**Dataset records**:

_ _ _

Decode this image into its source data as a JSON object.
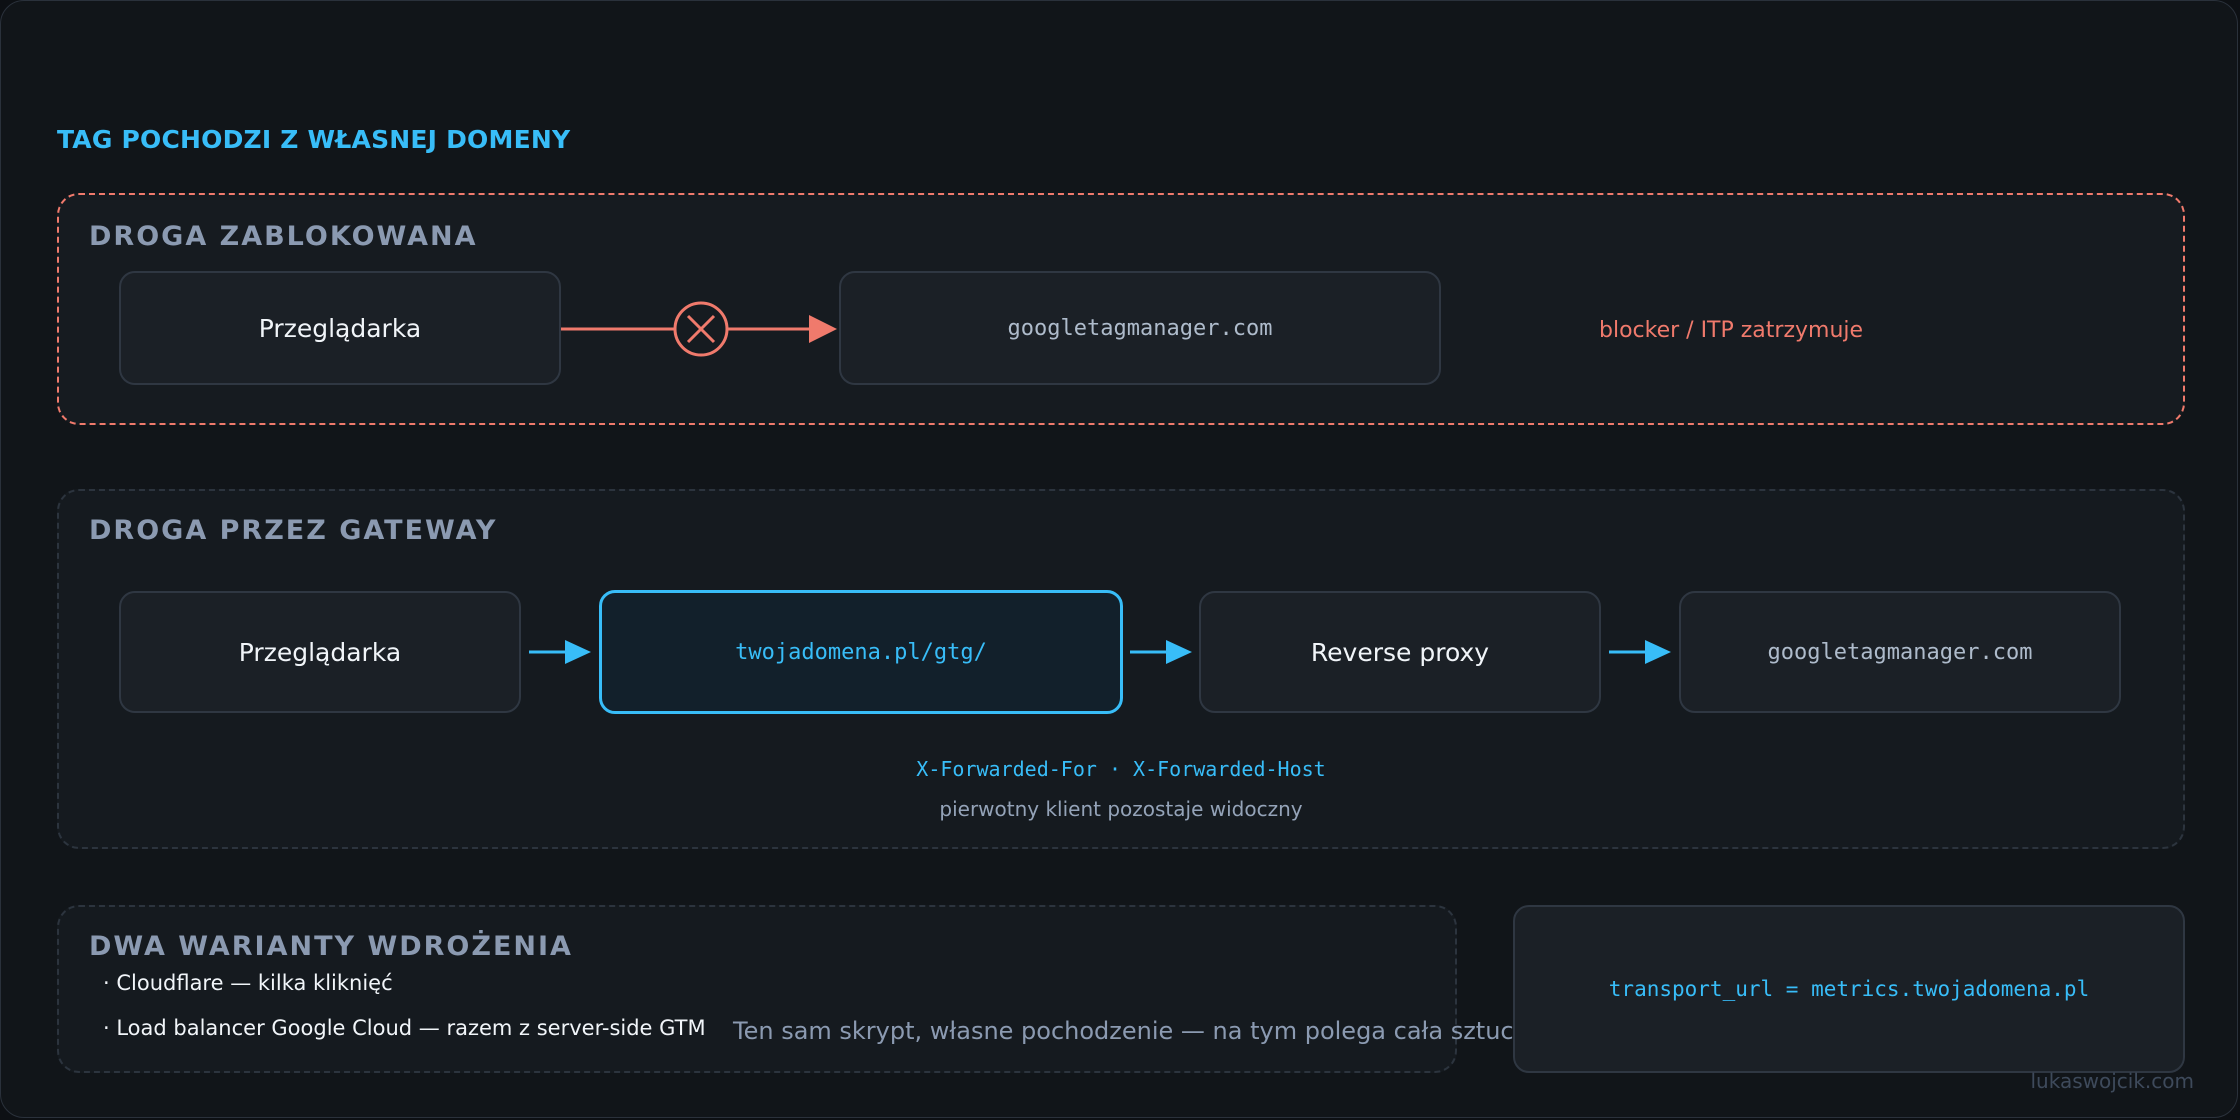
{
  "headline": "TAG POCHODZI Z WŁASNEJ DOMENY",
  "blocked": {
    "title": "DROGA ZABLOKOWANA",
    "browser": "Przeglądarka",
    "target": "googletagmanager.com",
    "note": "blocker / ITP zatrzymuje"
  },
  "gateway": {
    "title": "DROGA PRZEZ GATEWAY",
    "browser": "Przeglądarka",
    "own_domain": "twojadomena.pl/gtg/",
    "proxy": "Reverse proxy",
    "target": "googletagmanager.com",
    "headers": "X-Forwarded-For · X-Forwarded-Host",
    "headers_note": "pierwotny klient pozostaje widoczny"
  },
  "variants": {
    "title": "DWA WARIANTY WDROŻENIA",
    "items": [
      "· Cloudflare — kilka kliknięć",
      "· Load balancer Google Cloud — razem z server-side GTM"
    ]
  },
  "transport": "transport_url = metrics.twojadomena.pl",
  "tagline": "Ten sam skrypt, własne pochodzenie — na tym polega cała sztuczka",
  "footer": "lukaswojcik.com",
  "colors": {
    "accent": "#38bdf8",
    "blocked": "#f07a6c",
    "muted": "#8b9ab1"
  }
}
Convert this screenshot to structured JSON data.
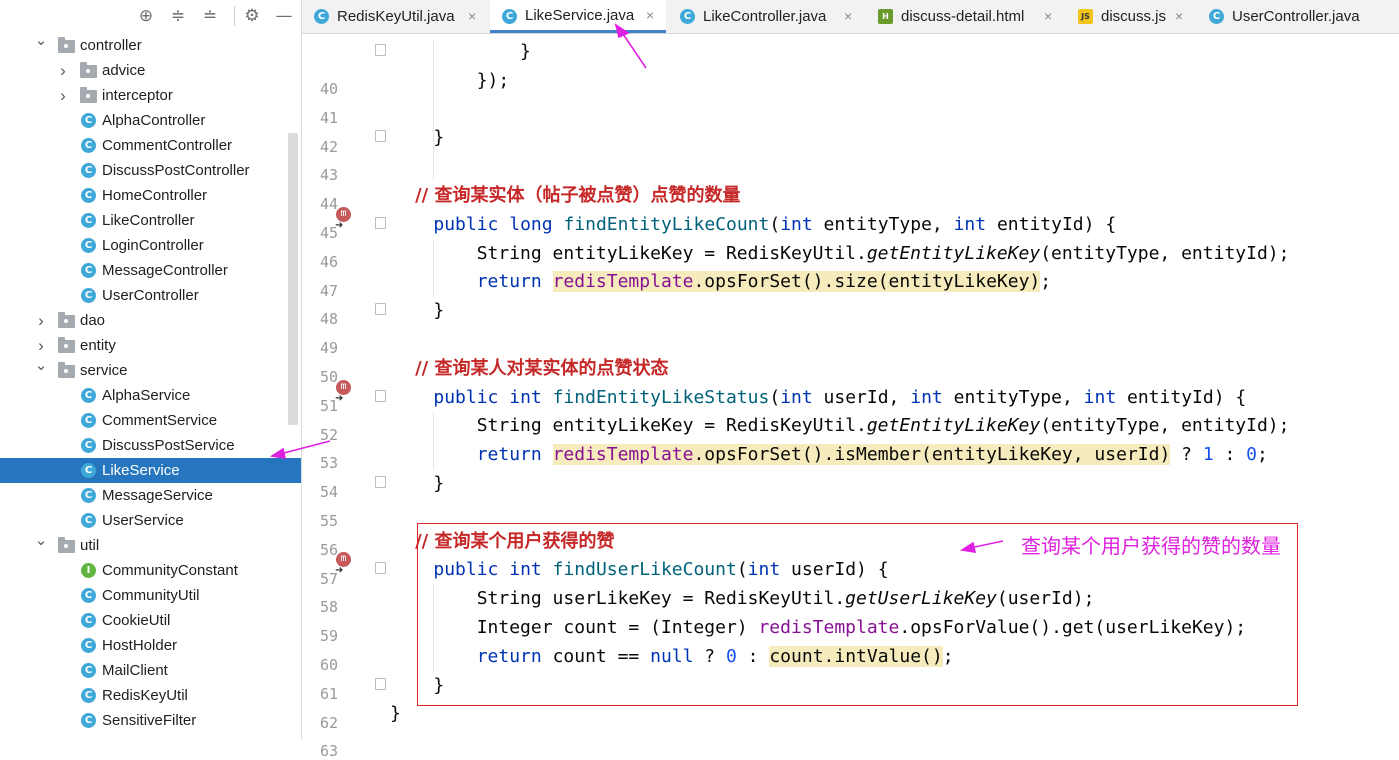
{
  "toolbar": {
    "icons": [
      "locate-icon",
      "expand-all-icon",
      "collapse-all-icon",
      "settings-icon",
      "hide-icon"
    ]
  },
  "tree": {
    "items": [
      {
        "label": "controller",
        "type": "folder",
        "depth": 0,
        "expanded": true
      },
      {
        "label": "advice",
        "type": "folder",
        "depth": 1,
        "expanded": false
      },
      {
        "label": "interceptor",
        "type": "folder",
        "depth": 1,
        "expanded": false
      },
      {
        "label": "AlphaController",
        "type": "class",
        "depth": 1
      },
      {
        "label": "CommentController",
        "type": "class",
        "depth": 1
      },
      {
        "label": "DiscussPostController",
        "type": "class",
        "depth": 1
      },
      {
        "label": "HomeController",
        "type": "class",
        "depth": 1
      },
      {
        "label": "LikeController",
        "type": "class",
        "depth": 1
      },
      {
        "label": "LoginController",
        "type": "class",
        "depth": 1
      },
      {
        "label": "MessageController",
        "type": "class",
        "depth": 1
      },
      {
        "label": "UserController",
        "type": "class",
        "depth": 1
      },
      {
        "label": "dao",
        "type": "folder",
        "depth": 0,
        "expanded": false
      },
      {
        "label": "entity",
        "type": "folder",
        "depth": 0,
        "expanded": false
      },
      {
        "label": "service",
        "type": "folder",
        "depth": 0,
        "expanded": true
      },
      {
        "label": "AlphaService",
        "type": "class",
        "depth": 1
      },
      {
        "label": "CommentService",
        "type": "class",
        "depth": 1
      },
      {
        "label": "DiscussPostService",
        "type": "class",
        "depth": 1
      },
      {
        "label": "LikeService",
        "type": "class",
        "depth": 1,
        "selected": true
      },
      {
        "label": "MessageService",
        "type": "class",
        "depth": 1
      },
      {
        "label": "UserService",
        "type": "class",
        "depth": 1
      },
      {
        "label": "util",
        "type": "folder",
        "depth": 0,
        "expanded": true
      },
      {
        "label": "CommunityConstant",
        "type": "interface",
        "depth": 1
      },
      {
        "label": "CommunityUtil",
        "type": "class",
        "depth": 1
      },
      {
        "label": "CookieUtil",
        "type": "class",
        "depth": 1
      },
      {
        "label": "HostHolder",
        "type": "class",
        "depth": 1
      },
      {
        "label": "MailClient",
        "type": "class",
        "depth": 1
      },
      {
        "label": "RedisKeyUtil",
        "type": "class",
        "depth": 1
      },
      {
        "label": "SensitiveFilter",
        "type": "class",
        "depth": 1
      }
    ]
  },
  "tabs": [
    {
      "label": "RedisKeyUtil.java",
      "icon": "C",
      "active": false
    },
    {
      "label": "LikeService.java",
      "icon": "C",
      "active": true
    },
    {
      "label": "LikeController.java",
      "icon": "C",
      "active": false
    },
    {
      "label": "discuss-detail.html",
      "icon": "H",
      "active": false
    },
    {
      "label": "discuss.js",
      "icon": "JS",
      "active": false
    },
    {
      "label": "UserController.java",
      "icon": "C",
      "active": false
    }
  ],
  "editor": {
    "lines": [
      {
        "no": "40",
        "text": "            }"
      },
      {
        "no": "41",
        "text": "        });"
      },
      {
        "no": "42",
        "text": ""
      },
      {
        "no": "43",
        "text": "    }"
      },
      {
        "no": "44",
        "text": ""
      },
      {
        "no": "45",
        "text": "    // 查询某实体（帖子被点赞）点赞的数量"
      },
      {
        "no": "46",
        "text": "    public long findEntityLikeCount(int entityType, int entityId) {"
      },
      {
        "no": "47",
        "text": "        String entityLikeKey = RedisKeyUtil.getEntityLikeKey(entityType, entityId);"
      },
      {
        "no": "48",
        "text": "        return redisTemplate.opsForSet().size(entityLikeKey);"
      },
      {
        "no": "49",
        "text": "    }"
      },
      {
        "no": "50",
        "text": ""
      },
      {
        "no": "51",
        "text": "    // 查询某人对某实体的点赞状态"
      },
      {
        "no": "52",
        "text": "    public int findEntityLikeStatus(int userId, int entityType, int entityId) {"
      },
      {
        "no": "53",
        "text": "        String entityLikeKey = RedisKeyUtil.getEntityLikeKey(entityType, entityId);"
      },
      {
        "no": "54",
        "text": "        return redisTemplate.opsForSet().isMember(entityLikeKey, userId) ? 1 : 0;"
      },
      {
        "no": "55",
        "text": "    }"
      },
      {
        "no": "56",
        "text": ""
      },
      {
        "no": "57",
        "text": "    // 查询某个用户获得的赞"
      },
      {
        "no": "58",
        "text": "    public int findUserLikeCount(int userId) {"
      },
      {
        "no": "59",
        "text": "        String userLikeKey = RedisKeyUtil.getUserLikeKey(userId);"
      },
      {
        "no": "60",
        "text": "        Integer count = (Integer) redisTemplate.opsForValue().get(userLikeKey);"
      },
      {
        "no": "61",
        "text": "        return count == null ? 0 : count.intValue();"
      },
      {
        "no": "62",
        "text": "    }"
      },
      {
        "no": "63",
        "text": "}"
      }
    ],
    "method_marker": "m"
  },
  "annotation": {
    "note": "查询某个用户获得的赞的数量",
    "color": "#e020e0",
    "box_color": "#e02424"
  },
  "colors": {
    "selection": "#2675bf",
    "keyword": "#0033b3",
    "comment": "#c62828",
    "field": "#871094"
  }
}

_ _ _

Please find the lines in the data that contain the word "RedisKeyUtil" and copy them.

**Result for this exercise**:
        "label": "RedisKeyUtil",
      "label": "RedisKeyUtil.java",
        "text": "        String entityLikeKey = RedisKeyUtil.getEntityLikeKey(entityType, entityId);"
        "text": "        String entityLikeKey = RedisKeyUtil.getEntityLikeKey(entityType, entityId);"
        "text": "        String userLikeKey = RedisKeyUtil.getUserLikeKey(userId);"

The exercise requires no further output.